Segment Open

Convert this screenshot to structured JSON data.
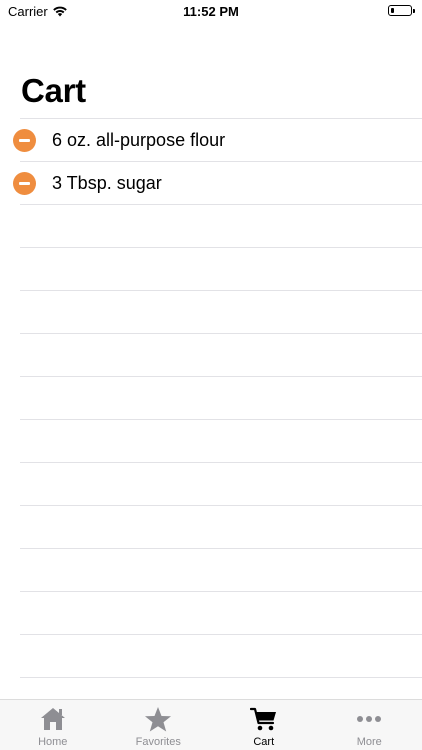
{
  "status_bar": {
    "carrier": "Carrier",
    "time": "11:52 PM"
  },
  "page": {
    "title": "Cart"
  },
  "cart": {
    "items": [
      {
        "label": "6 oz. all-purpose flour"
      },
      {
        "label": "3 Tbsp. sugar"
      }
    ]
  },
  "tab_bar": {
    "tabs": [
      {
        "label": "Home",
        "icon": "home-icon",
        "active": false
      },
      {
        "label": "Favorites",
        "icon": "star-icon",
        "active": false
      },
      {
        "label": "Cart",
        "icon": "cart-icon",
        "active": true
      },
      {
        "label": "More",
        "icon": "more-icon",
        "active": false
      }
    ]
  },
  "colors": {
    "delete_accent": "#ef8d3f",
    "inactive_tab": "#8e8e93",
    "active_tab": "#000000"
  }
}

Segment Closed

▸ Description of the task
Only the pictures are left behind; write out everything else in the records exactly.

▸ Reply
Convert this screenshot to structured JSON data.
{
  "status_bar": {
    "carrier": "Carrier",
    "time": "11:52 PM"
  },
  "page": {
    "title": "Cart"
  },
  "cart": {
    "items": [
      {
        "label": "6 oz. all-purpose flour"
      },
      {
        "label": "3 Tbsp. sugar"
      }
    ]
  },
  "tab_bar": {
    "tabs": [
      {
        "label": "Home",
        "icon": "home-icon",
        "active": false
      },
      {
        "label": "Favorites",
        "icon": "star-icon",
        "active": false
      },
      {
        "label": "Cart",
        "icon": "cart-icon",
        "active": true
      },
      {
        "label": "More",
        "icon": "more-icon",
        "active": false
      }
    ]
  },
  "colors": {
    "delete_accent": "#ef8d3f",
    "inactive_tab": "#8e8e93",
    "active_tab": "#000000"
  }
}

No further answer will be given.